> within 6 months from now. Would the West change her policy towards Iran?
> Would Israel change her policy towards Iran?

You are asking me whether (e.g.) the UK, Israel, the USA and others would respond favourably to a friendly Iranian government? I assume such a government would ratify the Additional Protocol and stop acting in such a beastly way to its own people and to other countries in the region, so obviously the answer is "yes, of course things would change": sanctions would be lifted and Iran could resume its place as a respectable nation in the eyes of the world, being given access to credit sources and receiving all the benefits of being able to trade freely with developed nations. Care and grief would pass away, the leopard would lay down with the lamb and the region would become like the Garden of Eden, at the very least. The alternative is that everyone gets tooled up with nukes, and it could bery possibly be the end of the world as we know it.

Ian / December 8, 2010 3:06 PM

The hypocracy of "democracy":
http://www.guardian.co.uk/uk/2010/dec/08/wikileaks-cables-trident-nuclear-us

Ekbatana / December 9, 2010 11:13 AM
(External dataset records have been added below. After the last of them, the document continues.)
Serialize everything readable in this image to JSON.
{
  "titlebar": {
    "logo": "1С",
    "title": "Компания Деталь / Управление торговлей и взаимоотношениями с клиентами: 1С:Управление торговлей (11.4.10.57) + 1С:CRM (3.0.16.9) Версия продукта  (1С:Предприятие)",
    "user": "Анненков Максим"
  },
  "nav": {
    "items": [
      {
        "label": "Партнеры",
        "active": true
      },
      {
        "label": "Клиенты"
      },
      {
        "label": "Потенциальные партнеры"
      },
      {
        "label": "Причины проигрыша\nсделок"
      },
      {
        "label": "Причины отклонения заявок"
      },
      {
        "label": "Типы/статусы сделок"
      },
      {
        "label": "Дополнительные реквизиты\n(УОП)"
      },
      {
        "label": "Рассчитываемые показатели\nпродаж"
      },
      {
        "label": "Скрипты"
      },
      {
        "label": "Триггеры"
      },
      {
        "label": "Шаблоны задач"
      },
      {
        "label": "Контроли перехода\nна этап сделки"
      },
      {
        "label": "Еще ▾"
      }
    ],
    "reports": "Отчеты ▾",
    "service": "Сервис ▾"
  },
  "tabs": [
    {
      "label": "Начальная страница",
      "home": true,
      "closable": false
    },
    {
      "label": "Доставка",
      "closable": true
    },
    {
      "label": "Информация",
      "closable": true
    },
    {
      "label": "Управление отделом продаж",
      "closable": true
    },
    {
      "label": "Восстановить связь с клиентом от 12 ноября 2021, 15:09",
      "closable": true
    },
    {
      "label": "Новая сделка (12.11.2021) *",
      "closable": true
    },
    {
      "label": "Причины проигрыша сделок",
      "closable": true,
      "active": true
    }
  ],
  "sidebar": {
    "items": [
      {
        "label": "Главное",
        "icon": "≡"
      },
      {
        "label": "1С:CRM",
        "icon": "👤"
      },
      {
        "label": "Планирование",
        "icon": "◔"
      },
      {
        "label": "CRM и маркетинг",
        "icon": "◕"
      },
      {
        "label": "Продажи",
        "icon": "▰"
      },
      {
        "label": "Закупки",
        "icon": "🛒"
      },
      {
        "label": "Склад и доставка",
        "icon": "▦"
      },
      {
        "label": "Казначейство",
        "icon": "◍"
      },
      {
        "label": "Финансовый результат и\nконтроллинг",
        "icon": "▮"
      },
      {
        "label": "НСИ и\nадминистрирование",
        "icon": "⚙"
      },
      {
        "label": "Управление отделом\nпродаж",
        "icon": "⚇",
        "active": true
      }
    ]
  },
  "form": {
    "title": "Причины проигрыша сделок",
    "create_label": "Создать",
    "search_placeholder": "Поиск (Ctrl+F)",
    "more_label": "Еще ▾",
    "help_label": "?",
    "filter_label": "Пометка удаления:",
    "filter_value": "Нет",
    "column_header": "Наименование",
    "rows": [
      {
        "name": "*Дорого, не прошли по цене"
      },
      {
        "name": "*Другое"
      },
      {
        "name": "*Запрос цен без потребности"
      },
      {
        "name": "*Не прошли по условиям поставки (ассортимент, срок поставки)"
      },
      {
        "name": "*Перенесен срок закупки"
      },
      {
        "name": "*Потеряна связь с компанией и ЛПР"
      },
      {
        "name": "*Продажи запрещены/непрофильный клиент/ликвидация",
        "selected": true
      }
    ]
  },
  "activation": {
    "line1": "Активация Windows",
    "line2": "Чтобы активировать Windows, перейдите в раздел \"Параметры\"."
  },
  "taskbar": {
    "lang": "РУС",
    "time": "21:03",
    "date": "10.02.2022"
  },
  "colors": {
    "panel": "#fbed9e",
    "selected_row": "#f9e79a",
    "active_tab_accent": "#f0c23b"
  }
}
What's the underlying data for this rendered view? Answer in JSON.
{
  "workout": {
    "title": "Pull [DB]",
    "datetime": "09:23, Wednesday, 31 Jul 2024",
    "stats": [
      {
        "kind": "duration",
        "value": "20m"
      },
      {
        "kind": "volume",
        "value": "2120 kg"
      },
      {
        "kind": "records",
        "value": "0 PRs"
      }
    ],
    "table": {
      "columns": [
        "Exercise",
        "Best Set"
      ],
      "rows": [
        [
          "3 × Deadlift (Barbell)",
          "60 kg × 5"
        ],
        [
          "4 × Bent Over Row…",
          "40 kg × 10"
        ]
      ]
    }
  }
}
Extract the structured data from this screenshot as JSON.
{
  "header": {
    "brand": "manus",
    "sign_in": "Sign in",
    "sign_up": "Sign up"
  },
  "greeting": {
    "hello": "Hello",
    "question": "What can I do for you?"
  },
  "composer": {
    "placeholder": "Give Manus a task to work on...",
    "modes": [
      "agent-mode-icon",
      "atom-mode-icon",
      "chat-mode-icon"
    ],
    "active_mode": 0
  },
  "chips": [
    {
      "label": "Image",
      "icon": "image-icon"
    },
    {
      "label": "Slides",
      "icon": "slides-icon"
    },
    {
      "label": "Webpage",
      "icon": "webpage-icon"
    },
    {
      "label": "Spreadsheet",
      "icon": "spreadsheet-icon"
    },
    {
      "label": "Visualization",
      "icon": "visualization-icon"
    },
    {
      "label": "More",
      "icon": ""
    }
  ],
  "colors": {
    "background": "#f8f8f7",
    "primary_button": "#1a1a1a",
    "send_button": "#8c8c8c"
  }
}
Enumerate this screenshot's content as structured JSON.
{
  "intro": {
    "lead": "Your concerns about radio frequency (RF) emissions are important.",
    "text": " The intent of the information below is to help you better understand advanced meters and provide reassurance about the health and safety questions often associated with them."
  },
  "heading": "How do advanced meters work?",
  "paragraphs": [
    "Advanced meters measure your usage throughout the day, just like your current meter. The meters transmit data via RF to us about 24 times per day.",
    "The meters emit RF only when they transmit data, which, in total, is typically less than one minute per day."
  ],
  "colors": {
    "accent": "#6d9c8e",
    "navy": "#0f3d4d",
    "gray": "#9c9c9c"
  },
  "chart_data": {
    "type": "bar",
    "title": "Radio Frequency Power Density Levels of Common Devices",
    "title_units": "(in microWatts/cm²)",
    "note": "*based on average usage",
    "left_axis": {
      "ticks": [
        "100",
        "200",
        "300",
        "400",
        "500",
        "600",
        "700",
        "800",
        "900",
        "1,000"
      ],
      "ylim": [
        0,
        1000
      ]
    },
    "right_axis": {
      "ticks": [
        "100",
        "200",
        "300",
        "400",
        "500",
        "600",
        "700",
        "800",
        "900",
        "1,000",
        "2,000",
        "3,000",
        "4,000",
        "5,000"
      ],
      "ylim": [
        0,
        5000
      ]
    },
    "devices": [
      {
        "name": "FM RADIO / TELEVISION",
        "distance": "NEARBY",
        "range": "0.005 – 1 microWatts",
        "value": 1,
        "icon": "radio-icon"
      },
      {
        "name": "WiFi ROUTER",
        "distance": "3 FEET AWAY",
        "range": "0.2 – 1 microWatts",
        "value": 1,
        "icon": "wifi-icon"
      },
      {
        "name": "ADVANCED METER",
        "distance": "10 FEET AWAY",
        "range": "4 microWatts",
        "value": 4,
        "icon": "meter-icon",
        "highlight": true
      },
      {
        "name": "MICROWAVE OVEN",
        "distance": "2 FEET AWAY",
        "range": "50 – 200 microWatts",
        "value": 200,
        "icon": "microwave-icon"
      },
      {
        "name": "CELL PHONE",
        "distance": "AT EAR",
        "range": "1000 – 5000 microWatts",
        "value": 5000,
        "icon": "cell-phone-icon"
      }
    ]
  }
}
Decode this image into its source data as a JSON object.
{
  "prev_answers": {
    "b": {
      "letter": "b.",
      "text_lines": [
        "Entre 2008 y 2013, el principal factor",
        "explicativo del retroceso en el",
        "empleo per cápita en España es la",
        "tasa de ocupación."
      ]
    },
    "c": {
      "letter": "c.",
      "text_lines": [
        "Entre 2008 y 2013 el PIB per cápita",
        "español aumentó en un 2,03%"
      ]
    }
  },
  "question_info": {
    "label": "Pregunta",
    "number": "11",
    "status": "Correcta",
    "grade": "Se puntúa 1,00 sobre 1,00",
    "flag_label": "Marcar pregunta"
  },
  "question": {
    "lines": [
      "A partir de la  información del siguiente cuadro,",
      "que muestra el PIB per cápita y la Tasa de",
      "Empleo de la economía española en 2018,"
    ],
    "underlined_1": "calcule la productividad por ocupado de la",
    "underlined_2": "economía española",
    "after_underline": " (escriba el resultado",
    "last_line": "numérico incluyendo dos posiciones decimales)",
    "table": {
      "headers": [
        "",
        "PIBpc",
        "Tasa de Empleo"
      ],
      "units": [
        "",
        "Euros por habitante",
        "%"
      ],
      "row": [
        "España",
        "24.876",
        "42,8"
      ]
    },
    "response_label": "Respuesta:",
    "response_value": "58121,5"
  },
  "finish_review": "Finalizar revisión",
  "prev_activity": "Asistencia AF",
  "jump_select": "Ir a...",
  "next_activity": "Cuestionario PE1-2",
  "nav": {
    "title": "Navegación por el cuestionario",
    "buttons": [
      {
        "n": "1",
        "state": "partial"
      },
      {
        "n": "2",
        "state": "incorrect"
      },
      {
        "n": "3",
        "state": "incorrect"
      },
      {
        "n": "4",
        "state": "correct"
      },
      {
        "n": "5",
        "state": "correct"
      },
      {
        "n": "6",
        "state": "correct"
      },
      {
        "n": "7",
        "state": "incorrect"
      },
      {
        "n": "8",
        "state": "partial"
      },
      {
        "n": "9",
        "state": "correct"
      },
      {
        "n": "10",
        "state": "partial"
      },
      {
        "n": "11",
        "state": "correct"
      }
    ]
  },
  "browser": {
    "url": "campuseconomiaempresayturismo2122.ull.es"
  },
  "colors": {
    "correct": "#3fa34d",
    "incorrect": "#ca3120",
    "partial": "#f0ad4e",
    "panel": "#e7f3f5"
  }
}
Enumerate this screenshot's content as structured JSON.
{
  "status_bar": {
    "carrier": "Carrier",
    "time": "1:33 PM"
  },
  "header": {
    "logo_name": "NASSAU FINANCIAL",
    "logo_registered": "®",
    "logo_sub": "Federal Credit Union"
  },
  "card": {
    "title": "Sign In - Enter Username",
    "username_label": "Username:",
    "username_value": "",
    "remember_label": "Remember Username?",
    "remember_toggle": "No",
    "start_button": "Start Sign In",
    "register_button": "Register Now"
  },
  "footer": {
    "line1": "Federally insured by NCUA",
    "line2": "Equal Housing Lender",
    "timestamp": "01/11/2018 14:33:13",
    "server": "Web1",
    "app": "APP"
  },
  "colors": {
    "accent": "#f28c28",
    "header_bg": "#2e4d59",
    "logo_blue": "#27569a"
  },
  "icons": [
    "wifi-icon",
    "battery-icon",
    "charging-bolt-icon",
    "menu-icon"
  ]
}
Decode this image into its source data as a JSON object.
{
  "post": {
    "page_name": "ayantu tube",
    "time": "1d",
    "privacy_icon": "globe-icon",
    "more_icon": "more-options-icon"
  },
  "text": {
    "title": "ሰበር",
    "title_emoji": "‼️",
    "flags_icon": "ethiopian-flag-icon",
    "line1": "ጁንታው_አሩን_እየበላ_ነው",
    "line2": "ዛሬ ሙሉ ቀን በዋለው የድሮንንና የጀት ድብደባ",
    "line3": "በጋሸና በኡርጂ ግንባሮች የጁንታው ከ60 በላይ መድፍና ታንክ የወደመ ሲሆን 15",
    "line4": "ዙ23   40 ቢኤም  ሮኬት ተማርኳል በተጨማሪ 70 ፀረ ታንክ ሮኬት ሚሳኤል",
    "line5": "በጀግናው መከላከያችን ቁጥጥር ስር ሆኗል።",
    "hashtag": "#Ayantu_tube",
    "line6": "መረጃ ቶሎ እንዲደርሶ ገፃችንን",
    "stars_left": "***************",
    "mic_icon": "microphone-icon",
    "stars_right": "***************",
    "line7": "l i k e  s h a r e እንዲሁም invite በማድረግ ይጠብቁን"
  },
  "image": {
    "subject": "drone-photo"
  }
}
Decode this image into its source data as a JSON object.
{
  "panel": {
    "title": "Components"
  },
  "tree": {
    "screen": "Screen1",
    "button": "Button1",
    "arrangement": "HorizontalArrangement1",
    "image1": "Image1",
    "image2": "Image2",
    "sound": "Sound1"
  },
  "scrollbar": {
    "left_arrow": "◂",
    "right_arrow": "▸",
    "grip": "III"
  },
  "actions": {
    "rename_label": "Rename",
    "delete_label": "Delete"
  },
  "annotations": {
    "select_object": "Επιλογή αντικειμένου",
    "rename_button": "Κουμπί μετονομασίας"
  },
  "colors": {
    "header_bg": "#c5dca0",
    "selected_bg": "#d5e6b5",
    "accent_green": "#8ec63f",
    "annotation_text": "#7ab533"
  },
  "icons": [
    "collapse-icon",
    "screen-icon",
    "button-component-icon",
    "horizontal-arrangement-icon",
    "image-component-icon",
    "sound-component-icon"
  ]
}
Ian- Give us your evidence, not allegations, that Iran is developing a nuclear bomb. To date no intelligence estimate that I have come across has proven this beyond doubt. Iran did sign an Additional Protocol during the Khatami era which it did observe, but the promises that were made to it were not kept by the US and its allies. Therefore there is a trust deficit. How do you propose to overcome that?

rezvan / December 13, 2010 5:09 AM

rezvan,

> Give us your evidence, not allegations, that Iran is developing a nuclear bomb.
The IAEA has done this. So far, no reply ;-)

> Iran did sign an Additional Protocol during the Khatami era which it did
> observe, but the promises that were made to it were not kept by the US
> and its allies.
Iran did sign an Additional Protocol, but it was never ratified, and if it can be claimed that it was ever "observed" then that would be because secret activities were kept secret till later. Not sure what you mean about the US and its allies breaking promises.

Ian / December 14, 2010 9:36 PM